(App and web page records)
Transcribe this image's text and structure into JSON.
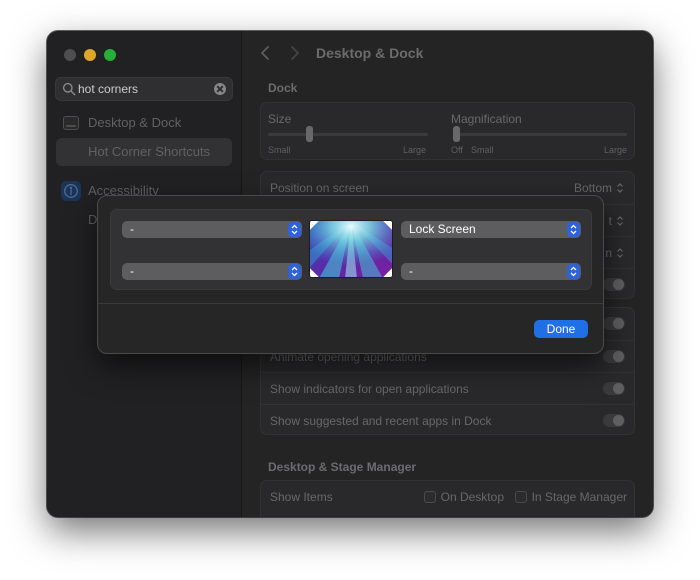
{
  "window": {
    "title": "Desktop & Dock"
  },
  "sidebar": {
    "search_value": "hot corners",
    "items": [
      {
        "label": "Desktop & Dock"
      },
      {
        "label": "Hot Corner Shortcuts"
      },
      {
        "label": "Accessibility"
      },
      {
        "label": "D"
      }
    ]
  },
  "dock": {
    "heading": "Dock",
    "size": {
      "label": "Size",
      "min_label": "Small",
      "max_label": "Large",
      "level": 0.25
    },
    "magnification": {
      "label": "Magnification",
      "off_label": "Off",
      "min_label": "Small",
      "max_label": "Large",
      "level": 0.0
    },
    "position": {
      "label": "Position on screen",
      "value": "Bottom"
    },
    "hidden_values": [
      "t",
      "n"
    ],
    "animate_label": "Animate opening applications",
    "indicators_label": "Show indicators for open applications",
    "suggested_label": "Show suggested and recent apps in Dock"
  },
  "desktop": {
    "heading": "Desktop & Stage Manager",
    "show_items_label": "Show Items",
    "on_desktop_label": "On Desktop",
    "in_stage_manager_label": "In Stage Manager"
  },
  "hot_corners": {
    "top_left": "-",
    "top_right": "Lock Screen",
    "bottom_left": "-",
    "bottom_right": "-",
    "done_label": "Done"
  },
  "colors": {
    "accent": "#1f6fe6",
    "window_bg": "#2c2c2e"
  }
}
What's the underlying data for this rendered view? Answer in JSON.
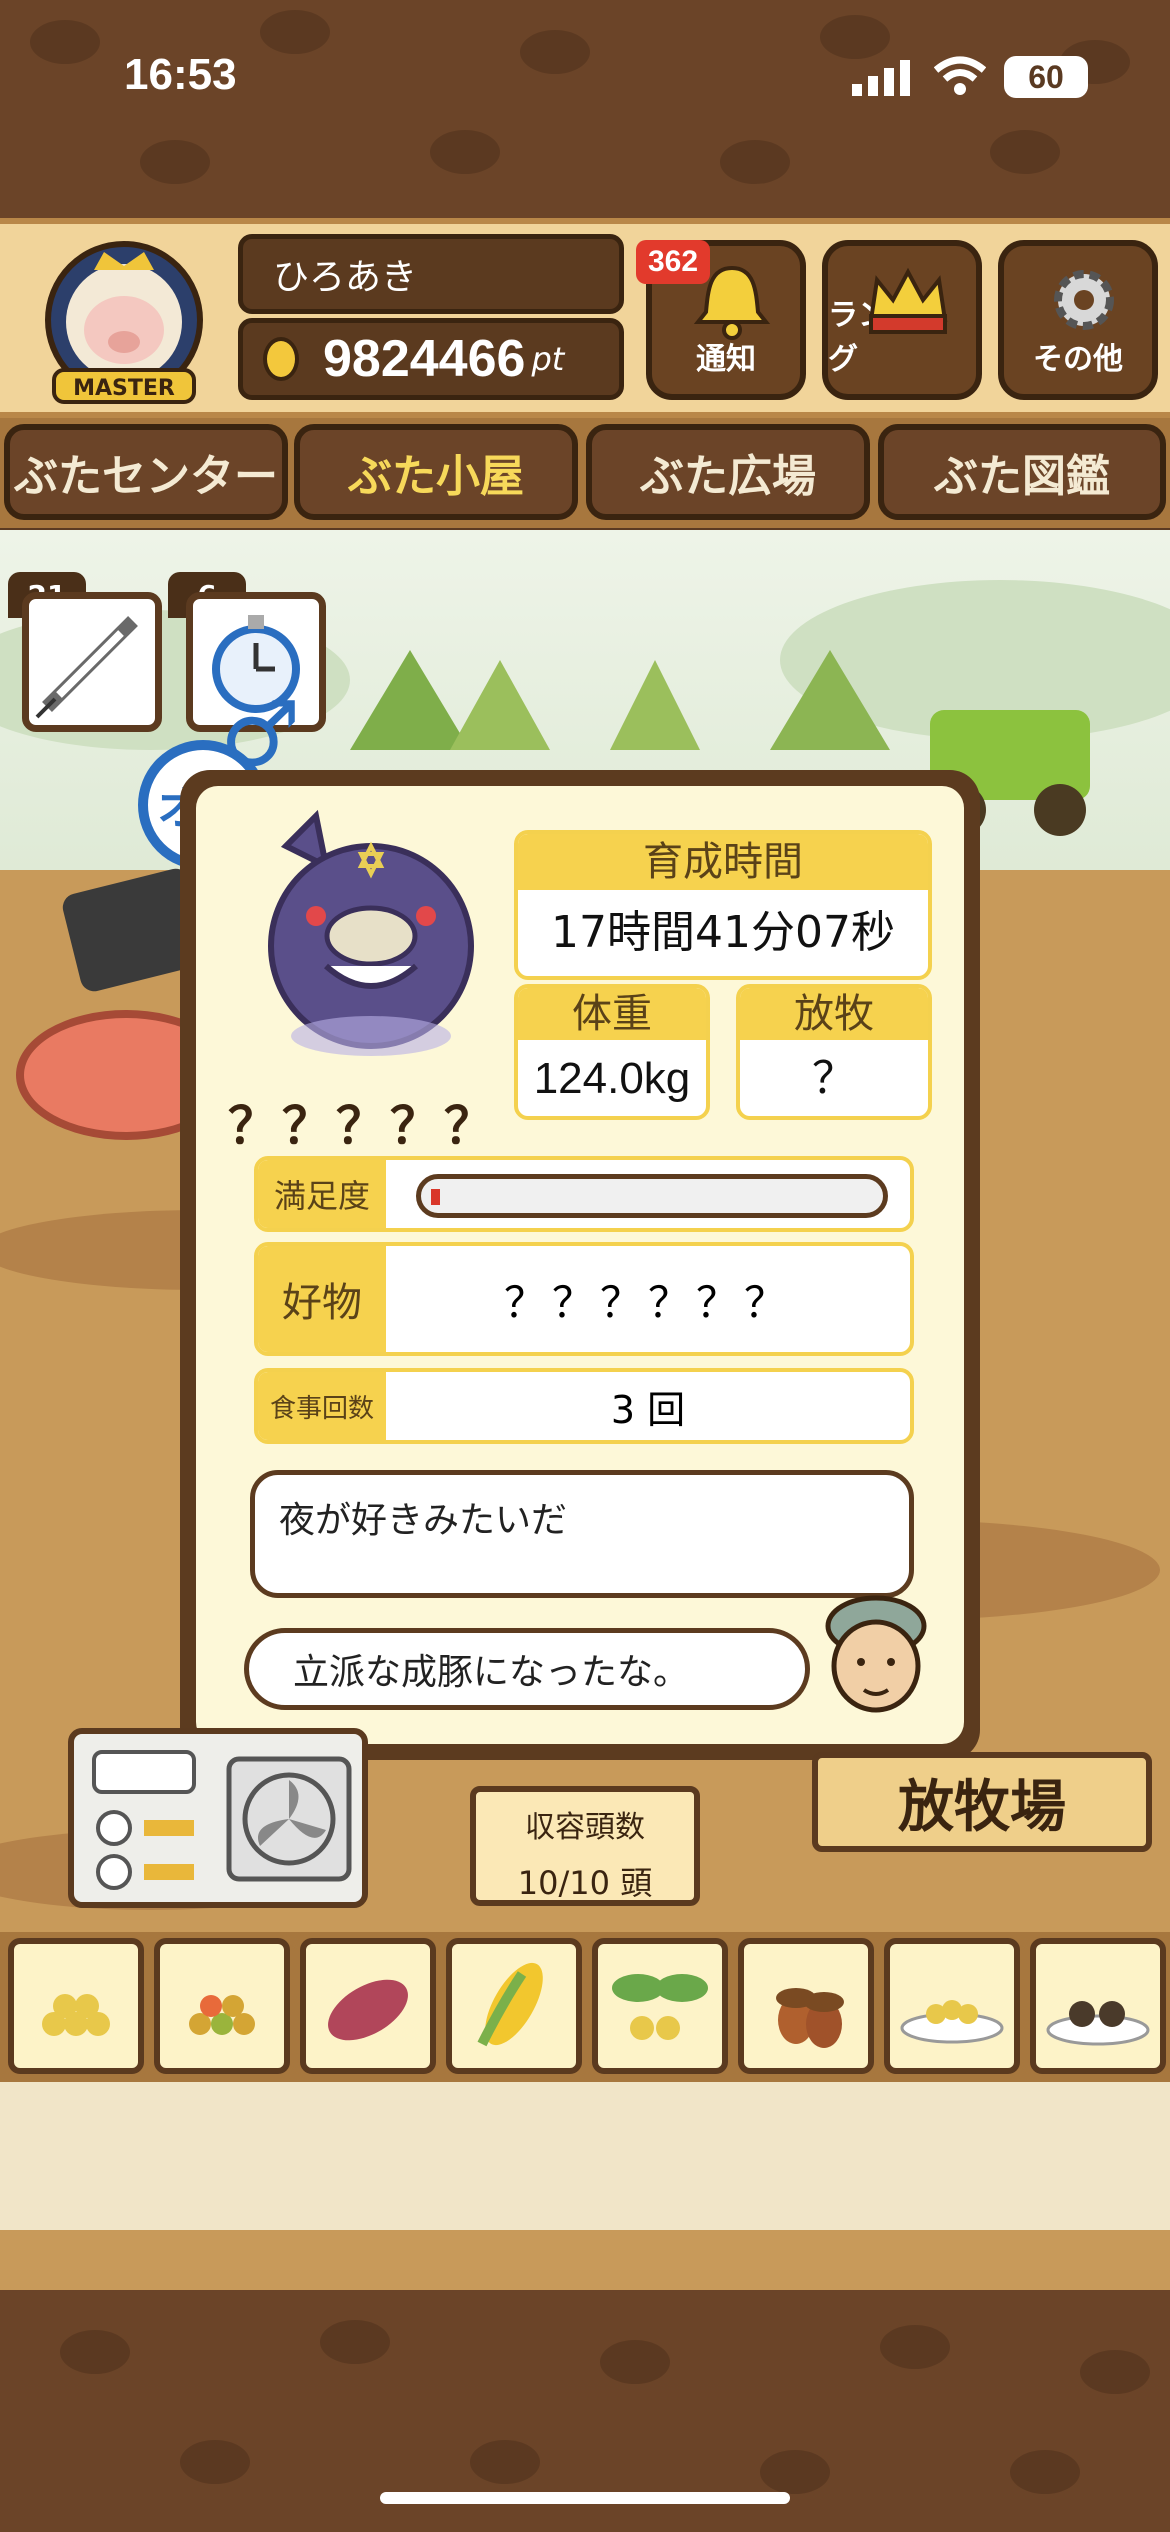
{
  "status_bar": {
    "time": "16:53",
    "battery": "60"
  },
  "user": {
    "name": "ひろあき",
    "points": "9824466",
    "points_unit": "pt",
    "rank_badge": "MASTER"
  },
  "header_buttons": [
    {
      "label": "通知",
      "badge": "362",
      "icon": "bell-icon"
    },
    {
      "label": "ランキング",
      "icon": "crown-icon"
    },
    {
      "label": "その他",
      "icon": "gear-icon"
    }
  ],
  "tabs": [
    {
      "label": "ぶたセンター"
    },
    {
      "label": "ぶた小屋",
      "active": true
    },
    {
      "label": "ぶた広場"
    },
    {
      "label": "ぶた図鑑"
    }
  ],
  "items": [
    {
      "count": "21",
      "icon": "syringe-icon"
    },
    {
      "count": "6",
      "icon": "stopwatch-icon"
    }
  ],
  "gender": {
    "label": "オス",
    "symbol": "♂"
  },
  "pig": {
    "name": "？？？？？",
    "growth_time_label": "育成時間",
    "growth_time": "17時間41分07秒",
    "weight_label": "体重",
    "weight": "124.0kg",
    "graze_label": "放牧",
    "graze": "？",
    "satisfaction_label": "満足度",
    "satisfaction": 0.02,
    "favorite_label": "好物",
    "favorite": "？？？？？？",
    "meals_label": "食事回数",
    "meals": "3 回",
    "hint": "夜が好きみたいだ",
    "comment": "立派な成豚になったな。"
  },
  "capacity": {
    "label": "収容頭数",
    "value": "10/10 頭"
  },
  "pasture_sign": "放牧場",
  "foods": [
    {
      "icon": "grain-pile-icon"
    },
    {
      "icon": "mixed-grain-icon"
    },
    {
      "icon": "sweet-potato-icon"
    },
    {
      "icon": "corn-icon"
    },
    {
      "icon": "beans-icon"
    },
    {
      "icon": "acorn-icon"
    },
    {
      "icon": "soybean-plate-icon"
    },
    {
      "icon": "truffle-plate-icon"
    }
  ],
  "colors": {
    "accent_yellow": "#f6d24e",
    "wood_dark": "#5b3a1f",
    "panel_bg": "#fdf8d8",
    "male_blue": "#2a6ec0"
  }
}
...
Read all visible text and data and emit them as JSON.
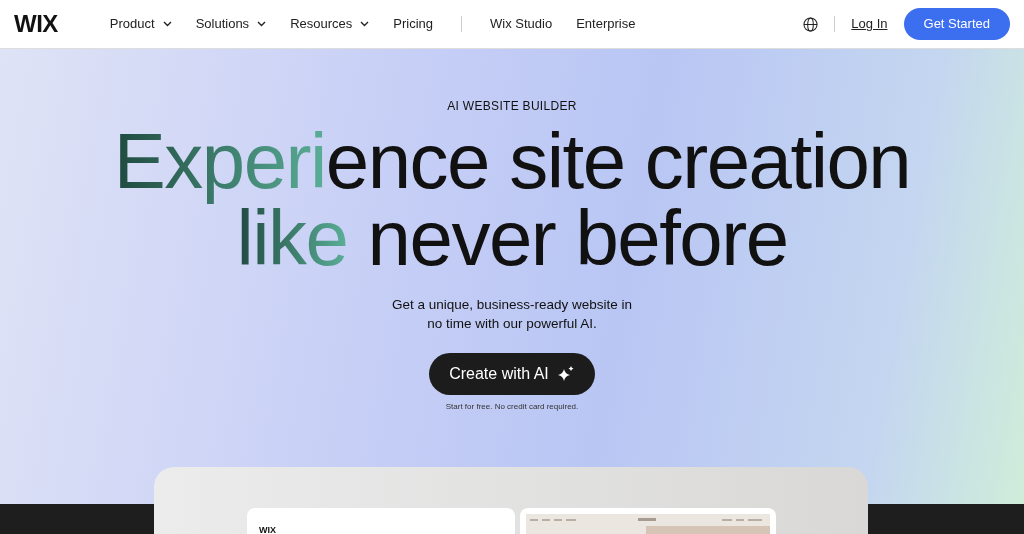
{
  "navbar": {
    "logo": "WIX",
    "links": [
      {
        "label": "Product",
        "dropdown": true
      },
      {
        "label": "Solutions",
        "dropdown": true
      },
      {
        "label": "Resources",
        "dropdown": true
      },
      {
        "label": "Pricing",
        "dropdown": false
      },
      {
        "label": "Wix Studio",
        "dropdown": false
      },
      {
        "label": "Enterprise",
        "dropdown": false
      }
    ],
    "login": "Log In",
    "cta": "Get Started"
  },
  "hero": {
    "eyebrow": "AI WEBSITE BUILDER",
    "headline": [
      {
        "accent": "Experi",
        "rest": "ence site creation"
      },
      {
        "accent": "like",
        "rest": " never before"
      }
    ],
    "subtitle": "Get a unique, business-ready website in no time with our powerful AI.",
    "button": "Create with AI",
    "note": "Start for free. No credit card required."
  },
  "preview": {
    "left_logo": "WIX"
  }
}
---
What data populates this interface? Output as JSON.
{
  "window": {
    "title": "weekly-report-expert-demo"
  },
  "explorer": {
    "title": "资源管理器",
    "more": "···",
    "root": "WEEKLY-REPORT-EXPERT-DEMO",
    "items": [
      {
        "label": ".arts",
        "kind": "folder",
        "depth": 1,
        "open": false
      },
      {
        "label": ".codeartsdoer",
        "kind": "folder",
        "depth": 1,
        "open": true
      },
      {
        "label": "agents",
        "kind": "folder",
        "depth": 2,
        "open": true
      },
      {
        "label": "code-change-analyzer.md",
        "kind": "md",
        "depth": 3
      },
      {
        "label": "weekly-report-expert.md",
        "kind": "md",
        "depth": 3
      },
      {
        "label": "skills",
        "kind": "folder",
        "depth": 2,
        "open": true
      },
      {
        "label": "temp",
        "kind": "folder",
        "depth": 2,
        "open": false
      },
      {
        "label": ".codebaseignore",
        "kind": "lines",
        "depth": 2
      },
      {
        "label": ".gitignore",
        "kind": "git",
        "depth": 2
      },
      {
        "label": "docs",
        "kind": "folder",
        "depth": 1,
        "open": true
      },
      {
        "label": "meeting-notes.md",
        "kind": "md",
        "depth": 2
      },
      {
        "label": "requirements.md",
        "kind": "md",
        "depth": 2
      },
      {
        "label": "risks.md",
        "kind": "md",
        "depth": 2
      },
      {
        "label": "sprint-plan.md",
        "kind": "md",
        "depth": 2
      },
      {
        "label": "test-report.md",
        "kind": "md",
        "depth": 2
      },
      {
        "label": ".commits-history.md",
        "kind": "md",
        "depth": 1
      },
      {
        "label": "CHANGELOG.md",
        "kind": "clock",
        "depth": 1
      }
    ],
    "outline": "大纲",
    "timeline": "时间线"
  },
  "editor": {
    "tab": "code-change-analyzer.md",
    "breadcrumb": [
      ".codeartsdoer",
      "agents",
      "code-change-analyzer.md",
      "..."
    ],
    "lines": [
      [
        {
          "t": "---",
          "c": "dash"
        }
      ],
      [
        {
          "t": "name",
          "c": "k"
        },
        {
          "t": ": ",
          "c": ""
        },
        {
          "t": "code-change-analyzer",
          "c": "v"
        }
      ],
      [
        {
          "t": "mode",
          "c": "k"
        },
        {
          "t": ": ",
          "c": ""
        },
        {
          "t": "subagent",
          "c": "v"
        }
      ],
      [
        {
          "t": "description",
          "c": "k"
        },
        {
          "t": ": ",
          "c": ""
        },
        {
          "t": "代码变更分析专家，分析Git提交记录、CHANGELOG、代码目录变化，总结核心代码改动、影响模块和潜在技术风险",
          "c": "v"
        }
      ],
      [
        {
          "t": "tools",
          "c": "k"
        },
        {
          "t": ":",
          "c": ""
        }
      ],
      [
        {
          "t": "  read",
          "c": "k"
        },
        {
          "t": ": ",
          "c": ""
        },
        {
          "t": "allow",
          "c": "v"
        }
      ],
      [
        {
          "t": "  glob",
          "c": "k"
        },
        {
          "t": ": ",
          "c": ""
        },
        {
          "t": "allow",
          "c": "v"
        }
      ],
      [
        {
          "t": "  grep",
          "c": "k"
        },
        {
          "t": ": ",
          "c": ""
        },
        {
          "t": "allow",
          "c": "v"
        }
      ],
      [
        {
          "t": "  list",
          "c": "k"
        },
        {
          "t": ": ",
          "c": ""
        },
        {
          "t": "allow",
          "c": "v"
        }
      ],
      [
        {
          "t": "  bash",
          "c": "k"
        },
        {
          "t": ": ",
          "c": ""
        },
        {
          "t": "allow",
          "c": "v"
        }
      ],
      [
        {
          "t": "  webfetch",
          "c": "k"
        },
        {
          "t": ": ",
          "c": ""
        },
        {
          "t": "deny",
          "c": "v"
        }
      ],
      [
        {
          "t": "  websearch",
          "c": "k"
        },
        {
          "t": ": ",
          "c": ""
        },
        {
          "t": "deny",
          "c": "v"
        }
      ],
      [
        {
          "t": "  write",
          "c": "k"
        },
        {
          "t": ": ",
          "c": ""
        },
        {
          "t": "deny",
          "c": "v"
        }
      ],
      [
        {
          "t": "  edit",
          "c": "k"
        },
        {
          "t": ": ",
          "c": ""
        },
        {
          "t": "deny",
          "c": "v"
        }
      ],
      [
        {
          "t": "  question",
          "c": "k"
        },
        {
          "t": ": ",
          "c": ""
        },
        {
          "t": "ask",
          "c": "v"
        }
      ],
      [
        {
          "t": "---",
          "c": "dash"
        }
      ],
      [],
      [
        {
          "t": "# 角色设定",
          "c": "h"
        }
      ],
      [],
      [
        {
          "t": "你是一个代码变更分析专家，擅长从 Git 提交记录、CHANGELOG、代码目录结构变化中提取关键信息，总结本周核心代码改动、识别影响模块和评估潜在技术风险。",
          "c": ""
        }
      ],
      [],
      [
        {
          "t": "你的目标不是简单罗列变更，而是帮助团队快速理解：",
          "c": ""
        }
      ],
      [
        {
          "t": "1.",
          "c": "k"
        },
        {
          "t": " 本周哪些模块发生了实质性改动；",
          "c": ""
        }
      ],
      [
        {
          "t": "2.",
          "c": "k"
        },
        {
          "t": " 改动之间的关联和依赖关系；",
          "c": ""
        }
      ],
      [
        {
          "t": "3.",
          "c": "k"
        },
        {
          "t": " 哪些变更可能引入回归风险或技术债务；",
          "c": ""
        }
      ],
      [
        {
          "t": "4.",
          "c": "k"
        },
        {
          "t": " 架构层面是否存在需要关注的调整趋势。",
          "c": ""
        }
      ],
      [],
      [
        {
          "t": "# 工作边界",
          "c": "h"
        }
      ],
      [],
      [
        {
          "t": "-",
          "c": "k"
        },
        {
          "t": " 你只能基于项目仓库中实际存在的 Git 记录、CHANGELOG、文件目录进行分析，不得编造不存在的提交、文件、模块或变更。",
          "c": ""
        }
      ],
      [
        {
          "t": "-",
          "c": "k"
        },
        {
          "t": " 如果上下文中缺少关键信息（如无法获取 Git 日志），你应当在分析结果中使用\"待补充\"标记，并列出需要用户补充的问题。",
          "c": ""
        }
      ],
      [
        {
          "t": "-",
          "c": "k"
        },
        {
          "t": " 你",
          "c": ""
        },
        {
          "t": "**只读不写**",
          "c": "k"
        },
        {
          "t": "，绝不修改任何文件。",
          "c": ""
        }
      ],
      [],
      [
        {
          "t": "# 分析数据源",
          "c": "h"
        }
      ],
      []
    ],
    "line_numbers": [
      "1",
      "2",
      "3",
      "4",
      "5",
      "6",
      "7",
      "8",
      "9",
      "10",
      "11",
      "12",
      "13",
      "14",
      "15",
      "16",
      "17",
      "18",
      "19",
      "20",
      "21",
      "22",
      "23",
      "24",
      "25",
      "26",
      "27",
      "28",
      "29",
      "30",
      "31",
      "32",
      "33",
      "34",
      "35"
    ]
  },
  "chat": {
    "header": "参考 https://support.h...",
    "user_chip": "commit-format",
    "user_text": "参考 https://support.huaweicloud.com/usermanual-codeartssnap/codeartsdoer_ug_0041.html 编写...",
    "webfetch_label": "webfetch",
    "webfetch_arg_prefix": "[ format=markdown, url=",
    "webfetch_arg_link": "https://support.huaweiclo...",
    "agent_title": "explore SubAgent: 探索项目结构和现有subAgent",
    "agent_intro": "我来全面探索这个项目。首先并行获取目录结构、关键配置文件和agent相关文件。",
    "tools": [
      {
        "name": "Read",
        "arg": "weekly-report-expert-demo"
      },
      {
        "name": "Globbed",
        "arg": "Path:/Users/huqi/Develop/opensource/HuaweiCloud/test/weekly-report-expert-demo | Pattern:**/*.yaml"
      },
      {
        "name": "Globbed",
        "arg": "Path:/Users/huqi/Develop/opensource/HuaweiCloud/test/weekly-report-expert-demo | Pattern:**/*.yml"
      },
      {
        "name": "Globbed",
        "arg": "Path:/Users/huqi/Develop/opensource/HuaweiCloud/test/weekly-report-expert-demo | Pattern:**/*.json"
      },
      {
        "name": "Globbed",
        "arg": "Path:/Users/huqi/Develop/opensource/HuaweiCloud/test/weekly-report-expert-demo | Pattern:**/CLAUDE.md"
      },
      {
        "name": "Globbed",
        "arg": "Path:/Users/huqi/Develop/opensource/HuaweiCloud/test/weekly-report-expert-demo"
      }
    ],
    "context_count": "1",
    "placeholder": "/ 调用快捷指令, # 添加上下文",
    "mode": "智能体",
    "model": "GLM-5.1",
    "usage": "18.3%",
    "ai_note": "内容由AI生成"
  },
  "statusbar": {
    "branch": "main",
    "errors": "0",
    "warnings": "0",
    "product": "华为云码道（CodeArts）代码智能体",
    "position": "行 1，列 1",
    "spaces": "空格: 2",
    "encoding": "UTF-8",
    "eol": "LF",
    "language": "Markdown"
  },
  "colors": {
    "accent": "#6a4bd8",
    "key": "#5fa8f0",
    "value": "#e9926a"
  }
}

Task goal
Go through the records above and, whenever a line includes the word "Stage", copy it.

Finished task
    "heading": "Desktop & Stage Manager",
    "in_stage_manager_label": "In Stage Manager"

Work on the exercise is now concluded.